(Comprehensive Guide to Short Stories, Critical Edition)

Bloom, Harold, ed. Carson McCullers. New York: Chelsea House, 1986.

Carr, Virginia Spencer. The Lonely Hunter: A Biography of Carson McCullers. Garden City, N.Y.: Anchor Press, 2003.

Carr, Virginia Spencer. Understanding Carson McCullers. Columbia: University of South Carolina Press, 1990.

Clark, Beverly Lyon, and Melvin J. Friedman, eds. Critical Essays on Carson McCullers. New York: G. K. Hall, 1996.

Cook, Richard M. Carson McCullers. 1975. Reprint.

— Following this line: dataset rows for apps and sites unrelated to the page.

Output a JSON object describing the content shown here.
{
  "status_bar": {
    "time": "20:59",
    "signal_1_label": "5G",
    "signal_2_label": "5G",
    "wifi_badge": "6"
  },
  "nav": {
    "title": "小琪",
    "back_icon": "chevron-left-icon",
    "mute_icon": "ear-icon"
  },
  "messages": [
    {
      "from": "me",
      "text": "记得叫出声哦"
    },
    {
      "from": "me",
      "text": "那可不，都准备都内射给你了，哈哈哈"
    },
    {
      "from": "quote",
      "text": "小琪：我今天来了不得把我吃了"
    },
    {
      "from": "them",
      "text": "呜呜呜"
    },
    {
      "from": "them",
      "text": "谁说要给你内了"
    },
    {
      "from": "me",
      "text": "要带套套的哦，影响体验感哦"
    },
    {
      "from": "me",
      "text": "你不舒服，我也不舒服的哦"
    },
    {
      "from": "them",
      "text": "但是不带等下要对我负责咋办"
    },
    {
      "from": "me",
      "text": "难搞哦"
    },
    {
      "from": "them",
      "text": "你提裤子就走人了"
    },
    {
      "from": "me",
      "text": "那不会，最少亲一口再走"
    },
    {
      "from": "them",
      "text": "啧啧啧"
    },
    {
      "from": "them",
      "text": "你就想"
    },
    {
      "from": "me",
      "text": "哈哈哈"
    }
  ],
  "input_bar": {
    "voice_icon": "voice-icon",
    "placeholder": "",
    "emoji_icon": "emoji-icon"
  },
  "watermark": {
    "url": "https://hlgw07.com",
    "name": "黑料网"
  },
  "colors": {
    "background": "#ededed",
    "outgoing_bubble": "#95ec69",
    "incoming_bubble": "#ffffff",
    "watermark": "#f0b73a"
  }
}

New York: Frederick Ungar, 1984.

Evans, Oliver. The Ballad of Carson McCullers: A Biography. New York: Coward, McCann, 1966.

Evans, Oliver. “The Theme of Spiritual Isolation in Carson McCullers.” In South: Modern Southern Literature in Its Cultural Setting, edited by Louis D. Rubin, Jr., and Robert D. Jacobs. Westport, Conn.: Greenwood Press, 1961.

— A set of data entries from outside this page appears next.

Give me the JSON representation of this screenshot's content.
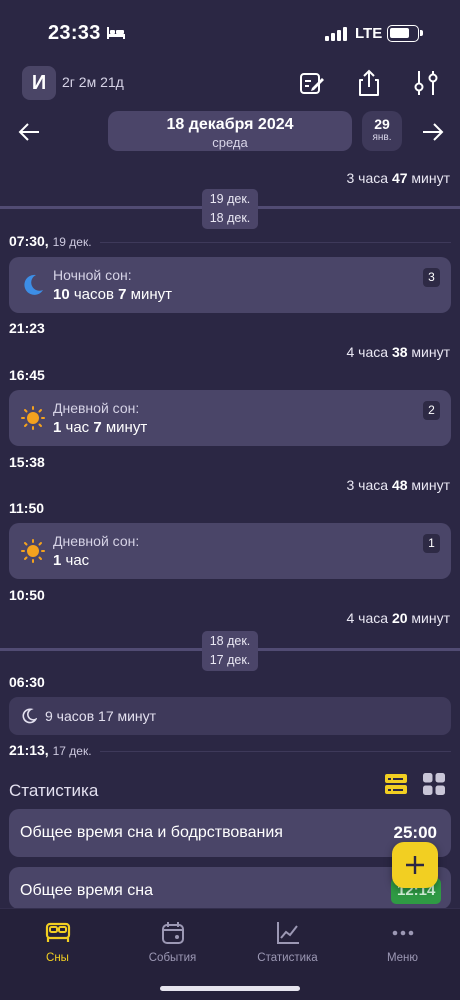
{
  "status": {
    "time": "23:33",
    "network": "LTE",
    "battery_level": 0.7
  },
  "header": {
    "avatar_letter": "И",
    "age": "2г 2м 21д"
  },
  "date_nav": {
    "date": "18 декабря 2024",
    "weekday": "среда",
    "next_day": "29",
    "next_month": "янв."
  },
  "timeline": {
    "top_gap": {
      "pre": "3 часа ",
      "bold": "47",
      "post": " минут"
    },
    "sep1": {
      "a": "19 дек.",
      "b": "18 дек."
    },
    "t1": "07:30,",
    "t1_small": "19 дек.",
    "card1": {
      "title": "Ночной сон:",
      "d1": "10",
      "u1": " часов ",
      "d2": "7",
      "u2": " минут",
      "badge": "3",
      "icon": "moon-icon"
    },
    "t2": "21:23",
    "gap2": {
      "pre": "4 часа ",
      "bold": "38",
      "post": " минут"
    },
    "t3": "16:45",
    "card2": {
      "title": "Дневной сон:",
      "d1": "1",
      "u1": " час ",
      "d2": "7",
      "u2": " минут",
      "badge": "2",
      "icon": "sun-icon"
    },
    "t4": "15:38",
    "gap3": {
      "pre": "3 часа ",
      "bold": "48",
      "post": " минут"
    },
    "t5": "11:50",
    "card3": {
      "title": "Дневной сон:",
      "d1": "1",
      "u1": " час",
      "badge": "1",
      "icon": "sun-icon"
    },
    "t6": "10:50",
    "gap4": {
      "pre": "4 часа ",
      "bold": "20",
      "post": " минут"
    },
    "sep2": {
      "a": "18 дек.",
      "b": "17 дек."
    },
    "t7": "06:30",
    "mini": {
      "text": "9 часов 17 минут"
    },
    "t8": "21:13,",
    "t8_small": "17 дек."
  },
  "stats": {
    "title": "Статистика",
    "items": [
      {
        "label": "Общее время сна и бодрствования",
        "value": "25:00"
      },
      {
        "label": "Общее время сна",
        "value": "12:14"
      }
    ]
  },
  "tabs": [
    {
      "label": "Сны",
      "icon": "bed-icon"
    },
    {
      "label": "События",
      "icon": "calendar-icon"
    },
    {
      "label": "Статистика",
      "icon": "chart-icon"
    },
    {
      "label": "Меню",
      "icon": "dots-icon"
    }
  ],
  "colors": {
    "accent": "#f2cf22",
    "background": "#2b2744",
    "card": "#4a4568",
    "green": "#2f9a44"
  }
}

Gleeson-White, Sarah. Strange Bodies: Gender and Identity in the Novels of Carson McCullers. Tuscaloosa: University of Alabama Press, 2003.

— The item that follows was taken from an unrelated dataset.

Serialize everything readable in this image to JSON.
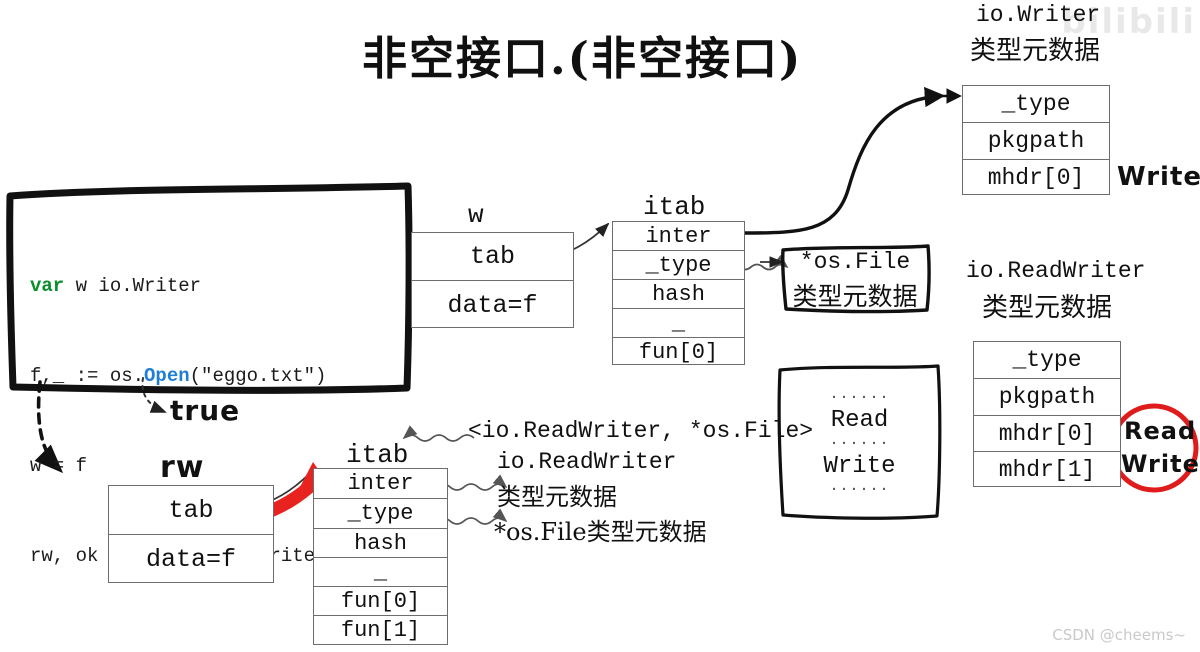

Graver, Lawrence. Carson McCullers. Minneapolis: University of Minnesota Press, 1969.

James, Judith Giblin. Wunderkind: The Reputation of Carson McCullers, 1940-1990. Columbia, S.C.: Camden House, 1995.

Jenkins, McKay. The South in Black and White: Race, Sex, and Literature in the 1940’s. Chapel Hill: University of North Carolina Press, 1999.

McDowell, Margaret B. Carson McCullers. Boston: Twayne, 1980.

Savigneau, Josyane. Carson McCullers: A Life. Translated by Joan E. Howard. Boston: Houghton Mifflin, 2001.

Shapiro, Adrian M., Jackson R. Bryer, and Kathleen Field. Carson McCullers: A Descriptive Listing and Annotated Bibliography of Criticism. New York: Garland, 1980.

Tippins, Sherill. February House. Boston: Houghton Mifflin, 2005.

Walker, Sue. It’s Good Weather for Fudge: Conversing with Carson McCullers. Montgomery, Ala.: NewSouth Books, 2003.

Westling, Louise. Sacred Groves and Ravaged Gardens: The Fiction of Eudora Welty, Carson McCullers, and Flannery O’Connor. Athens: University of Georgia Press, 1985.